Element data from apps and pages:

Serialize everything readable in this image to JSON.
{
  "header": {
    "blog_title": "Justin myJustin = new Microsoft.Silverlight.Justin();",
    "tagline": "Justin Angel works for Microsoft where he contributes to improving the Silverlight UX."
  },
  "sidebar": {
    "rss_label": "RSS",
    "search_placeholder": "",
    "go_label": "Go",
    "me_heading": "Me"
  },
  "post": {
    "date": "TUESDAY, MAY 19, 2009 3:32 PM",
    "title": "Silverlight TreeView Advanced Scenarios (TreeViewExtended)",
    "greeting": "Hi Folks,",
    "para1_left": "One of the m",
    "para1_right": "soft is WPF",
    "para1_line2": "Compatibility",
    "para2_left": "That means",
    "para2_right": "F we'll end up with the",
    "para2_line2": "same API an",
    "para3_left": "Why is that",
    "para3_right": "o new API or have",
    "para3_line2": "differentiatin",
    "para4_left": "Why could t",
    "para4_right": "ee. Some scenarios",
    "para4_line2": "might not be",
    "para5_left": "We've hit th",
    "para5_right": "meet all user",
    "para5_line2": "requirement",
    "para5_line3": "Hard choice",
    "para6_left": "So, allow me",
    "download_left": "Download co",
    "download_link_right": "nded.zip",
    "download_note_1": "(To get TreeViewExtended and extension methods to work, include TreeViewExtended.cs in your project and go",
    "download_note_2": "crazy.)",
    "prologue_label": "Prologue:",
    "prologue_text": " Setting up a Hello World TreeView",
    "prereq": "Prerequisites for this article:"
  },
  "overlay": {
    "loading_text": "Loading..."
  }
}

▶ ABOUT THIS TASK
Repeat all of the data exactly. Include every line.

▶ REPLY
Serialize everything readable in this image to JSON.
{
  "header": {
    "blog_title": "Justin myJustin = new Microsoft.Silverlight.Justin();",
    "tagline": "Justin Angel works for Microsoft where he contributes to improving the Silverlight UX."
  },
  "sidebar": {
    "rss_label": "RSS",
    "search_placeholder": "",
    "go_label": "Go",
    "me_heading": "Me"
  },
  "post": {
    "date": "TUESDAY, MAY 19, 2009 3:32 PM",
    "title": "Silverlight TreeView Advanced Scenarios (TreeViewExtended)",
    "greeting": "Hi Folks,",
    "para1_left": "One of the m",
    "para1_right": "soft is WPF",
    "para1_line2": "Compatibility",
    "para2_left": "That means",
    "para2_right": "F we'll end up with the",
    "para2_line2": "same API an",
    "para3_left": "Why is that",
    "para3_right": "o new API or have",
    "para3_line2": "differentiatin",
    "para4_left": "Why could t",
    "para4_right": "ee. Some scenarios",
    "para4_line2": "might not be",
    "para5_left": "We've hit th",
    "para5_right": "meet all user",
    "para5_line2": "requirement",
    "para5_line3": "Hard choice",
    "para6_left": "So, allow me",
    "download_left": "Download co",
    "download_link_right": "nded.zip",
    "download_note_1": "(To get TreeViewExtended and extension methods to work, include TreeViewExtended.cs in your project and go",
    "download_note_2": "crazy.)",
    "prologue_label": "Prologue:",
    "prologue_text": " Setting up a Hello World TreeView",
    "prereq": "Prerequisites for this article:"
  },
  "overlay": {
    "loading_text": "Loading..."
  }
}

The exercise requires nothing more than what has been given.